Views of disability rights organisations on assisted dying legislation in England, Wales and Scotland
Journal Contribution - Journal Article

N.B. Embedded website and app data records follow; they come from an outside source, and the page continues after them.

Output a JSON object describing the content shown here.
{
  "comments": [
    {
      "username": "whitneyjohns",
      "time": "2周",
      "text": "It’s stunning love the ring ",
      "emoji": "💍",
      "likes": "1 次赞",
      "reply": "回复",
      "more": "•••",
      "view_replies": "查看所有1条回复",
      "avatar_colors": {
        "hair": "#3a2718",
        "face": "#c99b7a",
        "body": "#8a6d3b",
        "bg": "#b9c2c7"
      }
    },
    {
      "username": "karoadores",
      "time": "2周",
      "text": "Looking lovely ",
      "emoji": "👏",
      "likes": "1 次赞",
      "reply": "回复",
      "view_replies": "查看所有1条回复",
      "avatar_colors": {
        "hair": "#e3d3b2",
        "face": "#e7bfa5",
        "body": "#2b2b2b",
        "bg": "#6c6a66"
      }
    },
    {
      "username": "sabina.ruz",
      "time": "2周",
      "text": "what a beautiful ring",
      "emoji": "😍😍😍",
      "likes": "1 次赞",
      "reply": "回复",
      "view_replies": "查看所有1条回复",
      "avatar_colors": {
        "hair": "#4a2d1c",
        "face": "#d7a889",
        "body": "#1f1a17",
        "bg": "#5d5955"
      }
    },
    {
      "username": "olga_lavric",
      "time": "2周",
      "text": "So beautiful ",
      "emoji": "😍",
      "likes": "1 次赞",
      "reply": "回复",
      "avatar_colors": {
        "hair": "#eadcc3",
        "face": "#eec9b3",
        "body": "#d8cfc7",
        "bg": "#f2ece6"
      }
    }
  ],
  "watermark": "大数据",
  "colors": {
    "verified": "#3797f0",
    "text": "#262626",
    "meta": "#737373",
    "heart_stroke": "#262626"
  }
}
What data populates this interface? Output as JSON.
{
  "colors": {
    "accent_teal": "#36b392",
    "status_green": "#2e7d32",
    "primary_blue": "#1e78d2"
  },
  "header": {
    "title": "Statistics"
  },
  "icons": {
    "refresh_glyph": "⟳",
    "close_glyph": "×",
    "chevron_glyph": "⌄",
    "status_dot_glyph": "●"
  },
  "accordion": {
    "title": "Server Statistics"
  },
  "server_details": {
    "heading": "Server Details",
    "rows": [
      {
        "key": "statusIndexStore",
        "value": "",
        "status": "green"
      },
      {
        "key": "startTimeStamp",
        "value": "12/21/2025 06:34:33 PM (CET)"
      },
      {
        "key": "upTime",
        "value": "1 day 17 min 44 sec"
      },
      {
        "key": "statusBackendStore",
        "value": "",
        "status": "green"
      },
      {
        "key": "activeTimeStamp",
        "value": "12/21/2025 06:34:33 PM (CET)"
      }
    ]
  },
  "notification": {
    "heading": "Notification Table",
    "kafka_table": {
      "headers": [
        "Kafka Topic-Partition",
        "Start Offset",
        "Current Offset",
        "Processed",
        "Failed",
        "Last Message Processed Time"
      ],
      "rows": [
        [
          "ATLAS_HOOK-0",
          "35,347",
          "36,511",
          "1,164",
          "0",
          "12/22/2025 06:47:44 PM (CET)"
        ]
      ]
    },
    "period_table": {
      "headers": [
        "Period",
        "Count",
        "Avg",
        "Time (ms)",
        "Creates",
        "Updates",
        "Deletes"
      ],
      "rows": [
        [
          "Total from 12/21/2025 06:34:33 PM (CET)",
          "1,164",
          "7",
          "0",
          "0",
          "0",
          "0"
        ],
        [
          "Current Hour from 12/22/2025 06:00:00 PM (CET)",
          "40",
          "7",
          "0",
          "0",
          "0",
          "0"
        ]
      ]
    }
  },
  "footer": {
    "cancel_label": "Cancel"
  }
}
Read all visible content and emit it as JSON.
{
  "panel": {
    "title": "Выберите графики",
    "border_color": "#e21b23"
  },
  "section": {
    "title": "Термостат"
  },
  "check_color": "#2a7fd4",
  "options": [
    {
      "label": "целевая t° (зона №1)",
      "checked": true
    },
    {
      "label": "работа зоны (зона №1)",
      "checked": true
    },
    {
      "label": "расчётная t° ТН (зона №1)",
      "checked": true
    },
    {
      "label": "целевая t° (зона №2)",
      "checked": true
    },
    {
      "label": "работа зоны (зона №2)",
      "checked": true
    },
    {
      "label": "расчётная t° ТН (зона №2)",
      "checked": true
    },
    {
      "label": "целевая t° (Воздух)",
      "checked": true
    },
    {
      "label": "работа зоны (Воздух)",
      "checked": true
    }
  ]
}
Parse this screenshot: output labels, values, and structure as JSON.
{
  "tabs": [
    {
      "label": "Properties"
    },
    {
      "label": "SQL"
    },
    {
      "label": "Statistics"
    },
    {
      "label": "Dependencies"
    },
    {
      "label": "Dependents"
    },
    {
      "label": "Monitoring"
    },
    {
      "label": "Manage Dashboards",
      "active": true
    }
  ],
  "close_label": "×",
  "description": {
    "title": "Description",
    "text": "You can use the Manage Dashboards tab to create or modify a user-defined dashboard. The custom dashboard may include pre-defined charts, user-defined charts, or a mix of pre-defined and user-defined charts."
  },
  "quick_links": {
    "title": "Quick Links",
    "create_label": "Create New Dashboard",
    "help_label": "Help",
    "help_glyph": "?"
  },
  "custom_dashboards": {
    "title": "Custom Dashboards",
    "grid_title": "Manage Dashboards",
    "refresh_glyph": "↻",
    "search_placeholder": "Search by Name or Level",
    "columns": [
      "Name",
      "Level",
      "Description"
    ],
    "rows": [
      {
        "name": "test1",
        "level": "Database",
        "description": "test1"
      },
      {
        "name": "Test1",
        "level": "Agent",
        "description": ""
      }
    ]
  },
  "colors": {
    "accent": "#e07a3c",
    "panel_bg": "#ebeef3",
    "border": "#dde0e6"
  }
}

Assisted dying is a divisive and controversial topic and it is therefore desirable that a broad range of interests inform any proposed policy changes. The purpose of this study is to collect and synthesize the views of an important stakeholder group-namely people with disabilities (PwD)-as expressed by disability rights organisations (DROs) in Great Britain. Parliamentary consultations were reviewed, together with an examination of the contemporary positions of a wide range of DROs. Our analysis revealed that the vast majority do not have a clear public stance; those that do exhibit a significant diversity of opinion. DROs opposing legislation on assisted dying have argued that it would be premature, misguided, inequitable and culturally undesirable. Some specify conditions that would have to be satisfied before they could support legalisation, such as radical improvements in health and social care services (especially those relating to end of life care) and the elimination of discrimination against PwD. DROs supporting assisted dying maintain that a change in the law would promote autonomy, end intense suffering, can be delivered safely and is supported by the DRO's membership. The discussion considers the reasons why several DROs adopt a neutral stance and the argument is made that, whatever their overarching stance on the issue, DROs need to be involved in the policy debate so that the crucial perspectives of PwD are heard and addressed. This is an important message for countries around the world that permit, or are considering legalising, assisted dying.